View the latest Australian workers’ compensation statistics.
Injury and musculoskeletal disorders led to 90% of serious claims in 2014–15, with the most common traumatic joint/ligament and muscle/tendon injuries (almost 45%).
Information on compensated work-related injuries can be found in the Australian workers’ compensation statistics reports.
Diseases led to 10% of serious claims in 2014–15, with the most common mental disorders (almost 6%).
Information on compensated work-related diseases can be found in the Australian workers’ compensation statistics reports.
Time lost and compensation paid
Between 2000–01 and 2013–14, the median time lost for a serious claim rose by 33% from 4.2 working weeks to 5.6. Over the same period the median compensation paid for a serious claim rose by 94% from $5,200 to $10,100. After taking account of wage inflation over the period the adjusted median compensation paid increased by only 23%.
Serious claims: median time lost and compensation paid, 2000–01 to 2013–14
|Financial year of lodgement||Serious claims||Median time lost (weeks)||Median compensation paid||Median compensation (WPI adjusted)|
- The National Data Set for Compensation-based Statistics (NDS), 3rd Edition, July 2004
- Type of Occurrence Classification System, Third Edition Revision 1 (3.1) May 2008
- Australian and New Zealand Standard Industrial Classification (ANZSIC), 2006 (Revision 2.0)
- Australian and New Zealand Standard Classification of Occupations, 2013, Version 1.2
Limitations of workers’ compensation data
Workers’ compensation statistics do not capture all work-related injuries and diseases because:
Only employees are eligible for workers’ compensation, which means self-employed workers are not included in workers’ compensation statistics. Around 10% of Australian workers are self-employed.

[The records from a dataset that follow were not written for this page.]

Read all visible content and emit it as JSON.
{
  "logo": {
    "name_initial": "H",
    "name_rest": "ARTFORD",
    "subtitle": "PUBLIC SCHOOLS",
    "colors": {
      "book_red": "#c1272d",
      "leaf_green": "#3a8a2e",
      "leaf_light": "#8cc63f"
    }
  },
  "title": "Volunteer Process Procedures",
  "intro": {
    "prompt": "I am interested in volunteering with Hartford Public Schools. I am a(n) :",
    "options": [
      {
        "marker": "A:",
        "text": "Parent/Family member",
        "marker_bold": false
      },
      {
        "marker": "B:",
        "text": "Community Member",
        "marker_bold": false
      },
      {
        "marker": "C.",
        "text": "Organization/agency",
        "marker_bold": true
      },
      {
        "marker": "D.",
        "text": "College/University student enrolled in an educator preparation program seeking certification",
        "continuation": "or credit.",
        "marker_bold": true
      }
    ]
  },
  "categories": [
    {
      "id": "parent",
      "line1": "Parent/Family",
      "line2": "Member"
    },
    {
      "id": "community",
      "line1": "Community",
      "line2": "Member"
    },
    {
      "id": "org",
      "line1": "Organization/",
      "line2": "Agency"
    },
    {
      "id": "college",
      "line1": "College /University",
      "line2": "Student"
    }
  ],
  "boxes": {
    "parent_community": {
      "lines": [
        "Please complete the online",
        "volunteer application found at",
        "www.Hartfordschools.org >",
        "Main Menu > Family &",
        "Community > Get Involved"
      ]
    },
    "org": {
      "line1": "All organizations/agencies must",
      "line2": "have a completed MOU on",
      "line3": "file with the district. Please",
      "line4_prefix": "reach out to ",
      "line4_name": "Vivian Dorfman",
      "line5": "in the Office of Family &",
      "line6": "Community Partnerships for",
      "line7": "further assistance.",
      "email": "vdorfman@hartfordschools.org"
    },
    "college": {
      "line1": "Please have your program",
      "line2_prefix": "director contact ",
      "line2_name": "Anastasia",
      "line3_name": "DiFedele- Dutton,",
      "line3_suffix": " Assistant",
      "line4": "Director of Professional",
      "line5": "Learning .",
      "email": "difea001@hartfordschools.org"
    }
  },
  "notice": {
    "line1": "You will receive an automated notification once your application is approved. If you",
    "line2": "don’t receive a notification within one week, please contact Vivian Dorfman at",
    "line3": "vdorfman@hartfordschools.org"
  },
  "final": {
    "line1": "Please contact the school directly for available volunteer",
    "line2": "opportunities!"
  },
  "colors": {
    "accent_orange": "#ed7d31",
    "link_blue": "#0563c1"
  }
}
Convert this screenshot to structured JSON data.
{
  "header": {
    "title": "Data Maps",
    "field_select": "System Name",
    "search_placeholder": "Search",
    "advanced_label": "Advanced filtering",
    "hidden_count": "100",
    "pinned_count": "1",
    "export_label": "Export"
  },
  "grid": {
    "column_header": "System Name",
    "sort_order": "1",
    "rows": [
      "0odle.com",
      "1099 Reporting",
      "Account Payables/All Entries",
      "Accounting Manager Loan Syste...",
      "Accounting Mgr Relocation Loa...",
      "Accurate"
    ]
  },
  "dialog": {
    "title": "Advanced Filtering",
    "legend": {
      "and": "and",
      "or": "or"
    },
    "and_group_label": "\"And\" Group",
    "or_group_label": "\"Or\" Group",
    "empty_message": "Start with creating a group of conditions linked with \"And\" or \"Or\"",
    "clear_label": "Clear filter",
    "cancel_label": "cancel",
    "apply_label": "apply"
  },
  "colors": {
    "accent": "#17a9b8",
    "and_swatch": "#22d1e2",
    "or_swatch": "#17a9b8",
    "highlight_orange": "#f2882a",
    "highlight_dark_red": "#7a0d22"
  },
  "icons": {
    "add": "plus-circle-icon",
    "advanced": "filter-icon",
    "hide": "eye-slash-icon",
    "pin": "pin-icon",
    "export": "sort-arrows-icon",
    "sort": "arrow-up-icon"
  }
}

Absences from work of less than one working week are excluded from the Australian Workers’ Compensation Statistics reports. This is due to different employer excess periods across Australia and the possibility that claims for injuries and diseases below these are not reported to workers’ compensation authorities.
While the majority of employees are covered for workers’ compensation, under general Commonwealth, state and territory workers’ compensation legislation some specific groups of workers are covered under separate legislation. Every effort has been made to compile data from all groups of employees, but it is currently known that claims lodged by police in Western Australia and military personnel within the defence forces are excluded.
Diseases are significantly under-represented in workers’ compensation statistics. That is because many diseases result from long-term exposure to agents or have long latency periods, making the link between the work-related disease and the workplace difficult to establish.